SCC SOFT COMPUTER: CPP and SST (START-STOP TIMER) TRAINING AND COMPETENCY ASSESSMENT
In 2019, SCC Soft Computer formulated a global directive to automate its Accounting billing processes and procedures. The 11-phase project focuses on adding valuable time-saving reporting tools and mapping out the quotient differences between the five SCC internal systems utilized by accounting, support, software development, quotes, and contract personnel.
The first two phases of the project were completed last year. The keystone of those first two phases was a review of the iTMS, a task management system that is utilized to track and update purchase orders, business travel arrangements, client support tasks, client project management, product development work completed, and other relevant tasks.
For 26-plus years, daily time sheets were required of all SCC employees. Tasks were created for every aspect of an employee’s workday. Once the tasks were created by the employee, manager, or third party, the employee manually entered them into iTMS.
SCC developed a new micro-process to govern time sheets called CPP (Client, Product, and Project—the three classifications of tasks that need to be tracked via time sheets for billing and cost accounting purposes). To correct the problem of missing time sheets or erroneously entered tasks, Information Systems developed an automated Start-Stop Timer (SST) application.
SCC CEO Gilbert Hakim directed HR and Educational Services to be added to the project team. He requested key subject matter experts be tapped from each department to train employees on the SST application with a goal of rolling the application out within one month of the app’s availability.

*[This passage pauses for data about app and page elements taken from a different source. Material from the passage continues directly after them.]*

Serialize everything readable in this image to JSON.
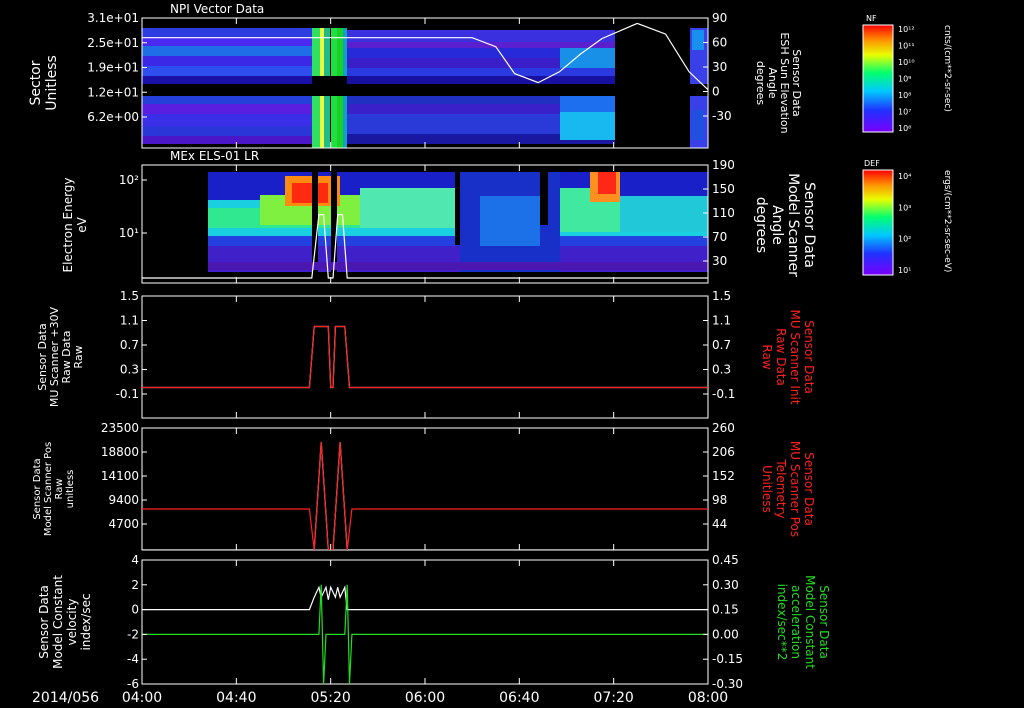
{
  "date_label": "2014/056",
  "x_ticks": [
    "04:00",
    "04:40",
    "05:20",
    "06:00",
    "06:40",
    "07:20",
    "08:00"
  ],
  "colors": {
    "white": "#ffffff",
    "red": "#ff2020",
    "green": "#22dd22",
    "background": "#000000"
  },
  "chart_data": [
    {
      "id": "npi",
      "type": "heatmap",
      "title": "NPI Vector Data",
      "ylabel": [
        "Sector",
        "Unitless"
      ],
      "y_ticks": [
        "3.1e+01",
        "2.5e+01",
        "1.9e+01",
        "1.2e+01",
        "6.2e+00"
      ],
      "y2label": [
        "Sensor Data",
        "ESH Sun Elevation",
        "Angle",
        "degrees"
      ],
      "y2_ticks": [
        "90",
        "60",
        "30",
        "0",
        "-30"
      ],
      "y2lim": [
        -55,
        90
      ],
      "colorbar": {
        "label": "NF",
        "unit": "cnts/(cm**2-sr-sec)",
        "ticks": [
          "10¹²",
          "10¹¹",
          "10¹⁰",
          "10⁹",
          "10⁸",
          "10⁷",
          "10⁶"
        ]
      },
      "overlay_series": {
        "name": "ESH Sun Elevation Angle",
        "color": "white",
        "x": [
          "04:00",
          "05:00",
          "05:08",
          "06:20",
          "06:30",
          "06:38",
          "06:48",
          "06:57",
          "07:06",
          "07:15",
          "07:30",
          "07:42",
          "07:52",
          "08:00"
        ],
        "y": [
          68,
          68,
          68,
          68,
          58,
          28,
          18,
          30,
          50,
          67,
          84,
          72,
          30,
          10
        ]
      }
    },
    {
      "id": "els",
      "type": "heatmap",
      "title": "MEx ELS-01 LR",
      "ylabel": [
        "Electron Energy",
        "eV"
      ],
      "y_ticks": [
        "10²",
        "10¹"
      ],
      "y2label": [
        "Sensor Data",
        "Model Scanner",
        "Angle",
        "degrees"
      ],
      "y2_ticks": [
        "190",
        "150",
        "110",
        "70",
        "30"
      ],
      "y2lim": [
        0,
        190
      ],
      "colorbar": {
        "label": "DEF",
        "unit": "ergs/(cm**2-sr-sec-eV)",
        "ticks": [
          "10⁴",
          "10³",
          "10²",
          "10¹"
        ]
      },
      "overlay_series": {
        "name": "Model Scanner Angle",
        "color": "white",
        "x": [
          "04:00",
          "05:10",
          "05:12",
          "05:15",
          "05:17",
          "05:19",
          "05:21",
          "05:23",
          "05:25",
          "05:27",
          "05:29",
          "08:00"
        ],
        "y": [
          8,
          8,
          8,
          110,
          110,
          8,
          8,
          110,
          110,
          8,
          8,
          8
        ]
      }
    },
    {
      "id": "mu_raw",
      "type": "line",
      "ylabel": [
        "Sensor Data",
        "MU Scanner +30V",
        "Raw Data",
        "Raw"
      ],
      "y_ticks": [
        "1.5",
        "1.1",
        "0.7",
        "0.3",
        "-0.1"
      ],
      "ylim": [
        -0.5,
        1.5
      ],
      "y2label": [
        "Sensor Data",
        "MU Scanner Init",
        "Raw Data",
        "Raw"
      ],
      "y2_ticks": [
        "1.5",
        "1.1",
        "0.7",
        "0.3",
        "-0.1"
      ],
      "series": [
        {
          "name": "MU Scanner +30V",
          "color": "white",
          "x": [
            "04:00",
            "05:11",
            "05:13",
            "05:19",
            "05:20",
            "05:21",
            "05:22",
            "05:26",
            "05:28",
            "08:00"
          ],
          "y": [
            0,
            0,
            1,
            1,
            0,
            0,
            1,
            1,
            0,
            0
          ]
        },
        {
          "name": "MU Scanner Init",
          "color": "red",
          "x": [
            "04:00",
            "05:11",
            "05:13",
            "05:19",
            "05:20",
            "05:21",
            "05:22",
            "05:26",
            "05:28",
            "08:00"
          ],
          "y": [
            0,
            0,
            1,
            1,
            0,
            0,
            1,
            1,
            0,
            0
          ]
        }
      ]
    },
    {
      "id": "mu_pos",
      "type": "line",
      "ylabel": [
        "Sensor Data",
        "Model Scanner Pos",
        "Raw",
        "unitless"
      ],
      "y_ticks": [
        "23500",
        "18800",
        "14100",
        "9400",
        "4700"
      ],
      "ylim": [
        0,
        23500
      ],
      "y2label": [
        "Sensor Data",
        "MU Scanner Pos",
        "Telemetry",
        "Unitless"
      ],
      "y2_ticks": [
        "260",
        "206",
        "152",
        "98",
        "44"
      ],
      "series": [
        {
          "name": "Model Scanner Pos",
          "color": "white",
          "x": [
            "04:00",
            "05:11",
            "05:13",
            "05:16",
            "05:19",
            "05:21",
            "05:24",
            "05:27",
            "05:29",
            "08:00"
          ],
          "y": [
            0,
            0,
            0,
            20800,
            0,
            0,
            20800,
            0,
            0,
            0
          ]
        },
        {
          "name": "MU Scanner Pos Telemetry",
          "color": "red",
          "x": [
            "04:00",
            "05:11",
            "05:13",
            "05:16",
            "05:19",
            "05:21",
            "05:24",
            "05:27",
            "05:29",
            "08:00"
          ],
          "y": [
            7900,
            7900,
            0,
            20800,
            0,
            0,
            20800,
            0,
            7900,
            7900
          ]
        }
      ]
    },
    {
      "id": "mu_vel",
      "type": "line",
      "ylabel": [
        "Sensor Data",
        "Model Constant",
        "velocity",
        "index/sec"
      ],
      "y_ticks": [
        "4",
        "2",
        "0",
        "-2",
        "-4",
        "-6"
      ],
      "ylim": [
        -6,
        4
      ],
      "y2label": [
        "Sensor Data",
        "Model Constant",
        "acceleration",
        "index/sec**2"
      ],
      "y2_ticks": [
        "0.45",
        "0.30",
        "0.15",
        "0.00",
        "-0.15",
        "-0.30"
      ],
      "series": [
        {
          "name": "Model Constant velocity",
          "color": "white",
          "x": [
            "04:00",
            "05:11",
            "05:13",
            "05:15",
            "05:16",
            "05:18",
            "05:19",
            "05:20",
            "05:22",
            "05:23",
            "05:24",
            "05:26",
            "05:27",
            "08:00"
          ],
          "y": [
            0,
            0,
            1.0,
            1.8,
            1.0,
            1.8,
            0.8,
            1.8,
            1.0,
            1.8,
            1.0,
            1.8,
            0,
            0
          ]
        },
        {
          "name": "Model Constant acceleration",
          "color": "green",
          "x": [
            "04:00",
            "05:15",
            "05:16",
            "05:17",
            "05:18",
            "05:26",
            "05:27",
            "05:28",
            "05:29",
            "08:00"
          ],
          "y": [
            -2,
            -2,
            2,
            -6,
            -2,
            -2,
            2,
            -6,
            -2,
            -2
          ]
        }
      ]
    }
  ]
}
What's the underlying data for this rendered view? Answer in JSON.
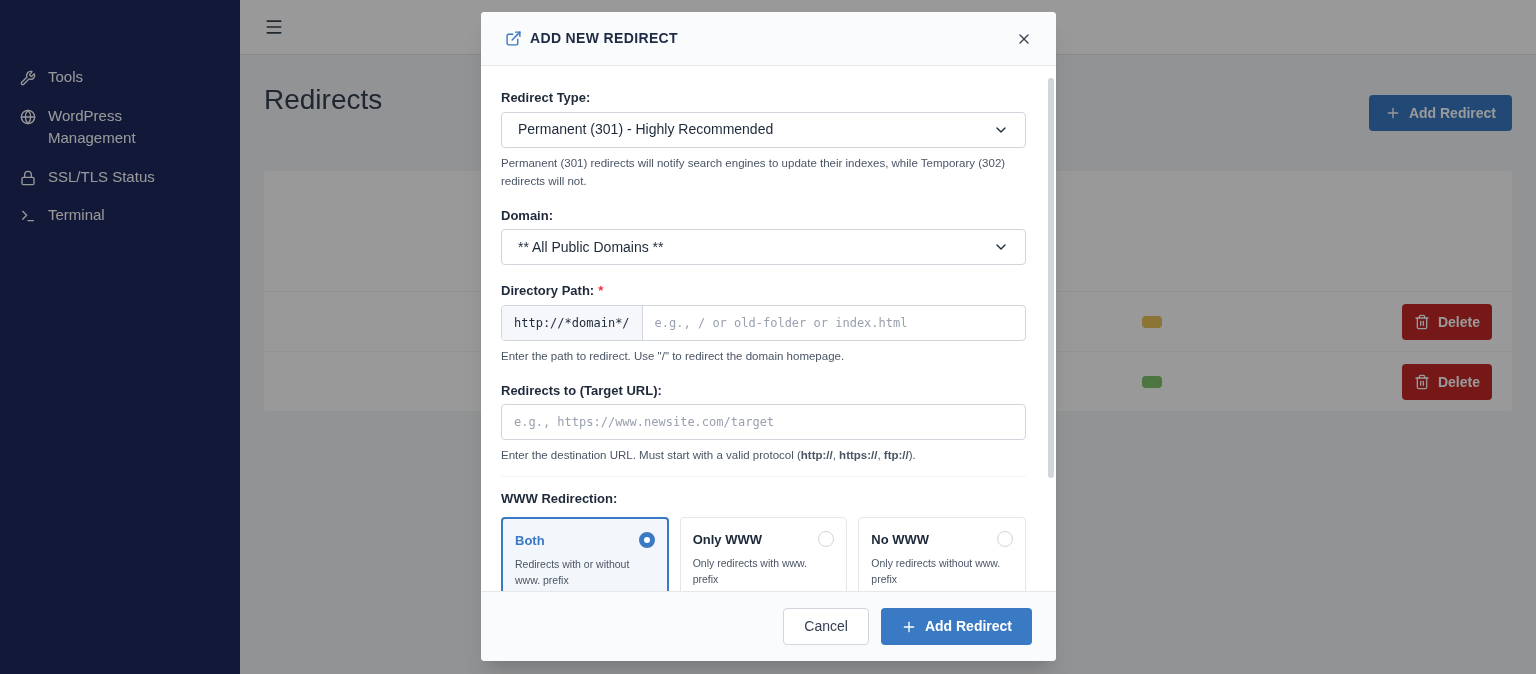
{
  "sidebar": {
    "items": [
      {
        "label": "Tools"
      },
      {
        "label": "WordPress Management"
      },
      {
        "label": "SSL/TLS Status"
      },
      {
        "label": "Terminal"
      }
    ]
  },
  "page": {
    "title": "Redirects",
    "add_button": "Add Redirect",
    "rows": [
      {
        "action": "Delete",
        "color": "#8b7436"
      },
      {
        "action": "Delete",
        "color": "#4c753f"
      }
    ]
  },
  "modal": {
    "title": "ADD NEW REDIRECT",
    "fields": [
      {
        "kind": "select",
        "label": "Redirect Type:",
        "value": "Permanent (301) - Highly Recommended",
        "help": "Permanent (301) redirects will notify search engines to update their indexes, while Temporary (302) redirects will not."
      },
      {
        "kind": "select",
        "label": "Domain:",
        "value": "** All Public Domains **"
      },
      {
        "kind": "prefixed",
        "label": "Directory Path:",
        "required_mark": "*",
        "prefix": "http://*domain*/",
        "placeholder": "e.g., / or old-folder or index.html",
        "help": "Enter the path to redirect. Use \"/\" to redirect the domain homepage."
      },
      {
        "kind": "text",
        "label": "Redirects to (Target URL):",
        "placeholder": "e.g., https://www.newsite.com/target",
        "help": "Enter the destination URL. Must start with a valid protocol (**http://**, **https://**, **ftp://**)."
      }
    ],
    "www": {
      "label": "WWW Redirection:",
      "options": [
        {
          "title": "Both",
          "description": "Redirects with or without www. prefix",
          "selected": true
        },
        {
          "title": "Only WWW",
          "description": "Only redirects with www. prefix",
          "selected": false
        },
        {
          "title": "No WWW",
          "description": "Only redirects without www. prefix",
          "selected": false
        }
      ]
    },
    "buttons": [
      {
        "kind": "secondary",
        "label": "Cancel"
      },
      {
        "kind": "primary",
        "label": "Add Redirect"
      }
    ]
  }
}
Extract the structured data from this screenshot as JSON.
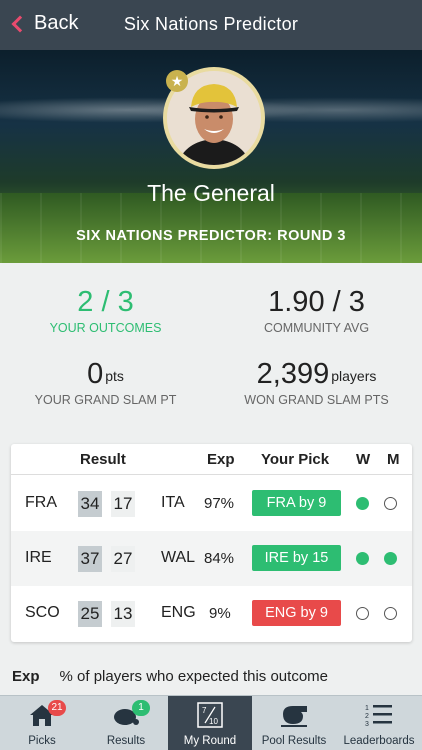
{
  "navbar": {
    "back_label": "Back",
    "title": "Six Nations Predictor"
  },
  "profile": {
    "name": "The General",
    "round_title": "SIX NATIONS PREDICTOR: ROUND 3"
  },
  "stats": {
    "outcomes": {
      "value": "2 / 3",
      "label": "YOUR OUTCOMES"
    },
    "community": {
      "value": "1.90 / 3",
      "label": "COMMUNITY AVG"
    },
    "grand_slam_pts": {
      "value": "0",
      "unit": "pts",
      "label": "YOUR GRAND SLAM PT"
    },
    "players": {
      "value": "2,399",
      "unit": "players",
      "label": "WON GRAND SLAM PTS"
    }
  },
  "table": {
    "headers": {
      "result": "Result",
      "exp": "Exp",
      "pick": "Your Pick",
      "w": "W",
      "m": "M"
    },
    "rows": [
      {
        "home": "FRA",
        "home_score": "34",
        "away_score": "17",
        "away": "ITA",
        "exp": "97%",
        "pick": "FRA by 9",
        "pick_correct": true,
        "w": true,
        "m": false
      },
      {
        "home": "IRE",
        "home_score": "37",
        "away_score": "27",
        "away": "WAL",
        "exp": "84%",
        "pick": "IRE by 15",
        "pick_correct": true,
        "w": true,
        "m": true
      },
      {
        "home": "SCO",
        "home_score": "25",
        "away_score": "13",
        "away": "ENG",
        "exp": "9%",
        "pick": "ENG by 9",
        "pick_correct": false,
        "w": false,
        "m": false
      }
    ]
  },
  "legend": {
    "key": "Exp",
    "text": "% of players who expected this outcome"
  },
  "tabs": [
    {
      "label": "Picks",
      "badge": "21",
      "icon": "house-icon"
    },
    {
      "label": "Results",
      "badge": "1",
      "icon": "rugby-ball-icon"
    },
    {
      "label": "My Round",
      "icon": "fraction-icon",
      "fraction_top": "7",
      "fraction_bottom": "10"
    },
    {
      "label": "Pool Results",
      "icon": "whistle-icon"
    },
    {
      "label": "Leaderboards",
      "icon": "ranked-list-icon",
      "numbers": [
        "1",
        "2",
        "3"
      ]
    }
  ],
  "colors": {
    "green": "#2dbd72",
    "red": "#e84a4a",
    "navbar": "#3a4651",
    "accent_back": "#e84b6e"
  }
}
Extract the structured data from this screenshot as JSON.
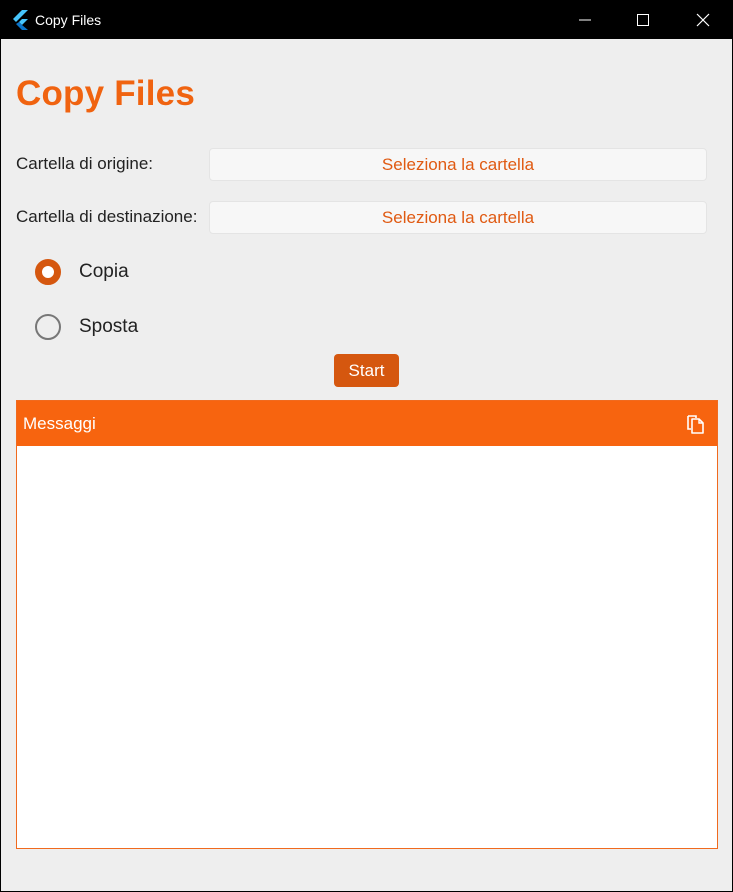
{
  "window": {
    "title": "Copy Files",
    "icons": [
      "flutter-logo-icon",
      "minimize-icon",
      "maximize-icon",
      "close-icon"
    ]
  },
  "main": {
    "heading": "Copy Files",
    "source": {
      "label": "Cartella di origine:",
      "button_label": "Seleziona la cartella"
    },
    "destination": {
      "label": "Cartella di destinazione:",
      "button_label": "Seleziona la cartella"
    },
    "mode_options": [
      {
        "label": "Copia",
        "selected": true
      },
      {
        "label": "Sposta",
        "selected": false
      }
    ],
    "start_label": "Start",
    "messages": {
      "title": "Messaggi",
      "copy_icon": "copy-icon",
      "content": ""
    }
  },
  "colors": {
    "accent": "#f7640f",
    "accent_dark": "#d5570f",
    "heading": "#f06310",
    "background": "#eeeeee",
    "titlebar": "#000000"
  }
}
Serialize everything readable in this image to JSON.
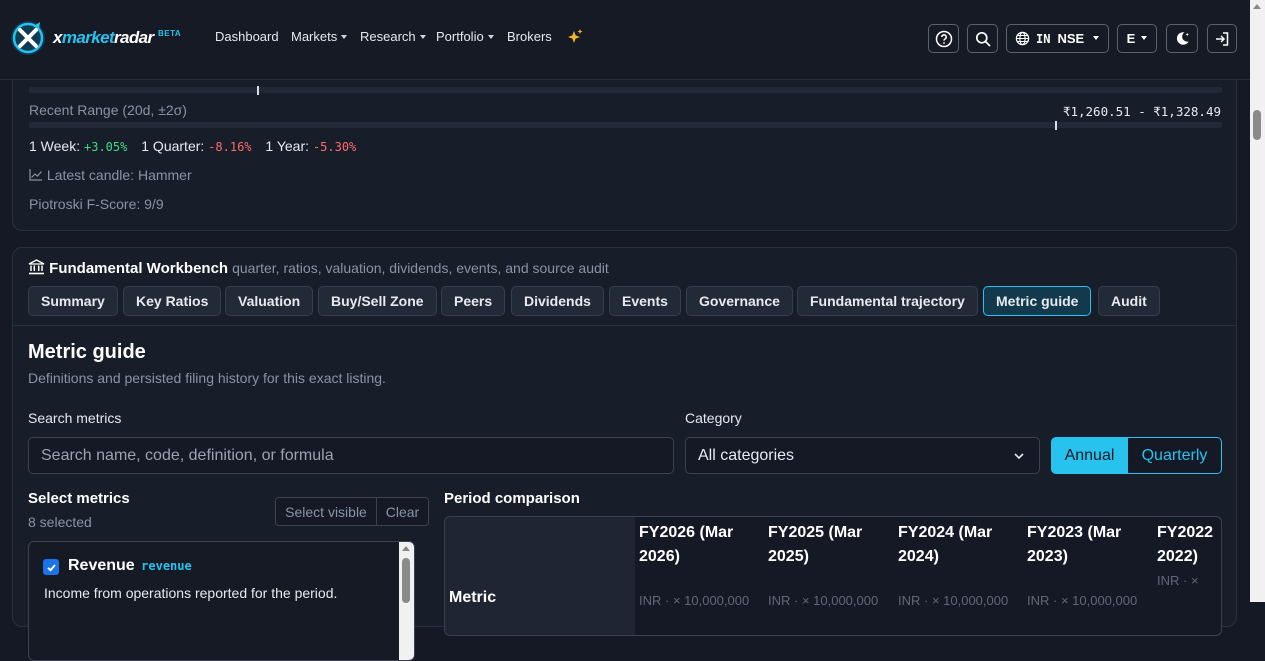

The success of the entire cost accounting directive was dependent on this first successful automation rollout.
Phase I of the training focused on training the SMEs, while Phase II was the planned sessions in which SMEs trained their own department members on the use of the SST primarily through a PowerPoint presentation.
Phase III involved rapidly developing online learning and quizzes via iSpring for the CPP process and the SST.
Phase IV required everyone who would touch the SST to take the online training courses. Managers had to take both the CPP and the SST training. Employees who felt they were ready were allowed to move right to the quiz.
Phase V and VI included the evaluation of the pass/fail data and the next steps. Approximately one-third of the employees failed on the first attempt, which told SCC that the SME training wasn’t as thorough as it needed to be. The Professional Development specialist identified areas where the SMEs needed to retrain on the SST. Microlearning was developed and rolled out to help with some of the attitude changes that needed to occur and identify meeting and conference call best practices to help employees manage their client and time more effectively.
Managers are required to audit the SST and CPP process on a weekly basis. Managers must approve the time sheets and must immediately counsel employees who are not following the process. Failure to follow the CPP process can include repercussions for both the employee and the manager. Information is being fed back to Information Systems in real time, which is how they decide what enhancements need to be made to the system. These enhancements are communicated by e-mail to all SCC and overseas vendors who utilize the SST.
Some 1,841 employees have completed Timer Training, and 1,868 have completed CPP Process Training. To date, the CPP/ SST has saved employees 1,500 hours of time per month. Reporting accuracy has improved by 75 percent.
Accounting has already seen an improvement in the accuracy in the time spent (for billing purposes) by the client, product, and project cost centers, so SCC feels confident its goal of a 50 percent reduction in billing time will be achieved—if not exceeded—by the time the rest of the systems are automated in 2021.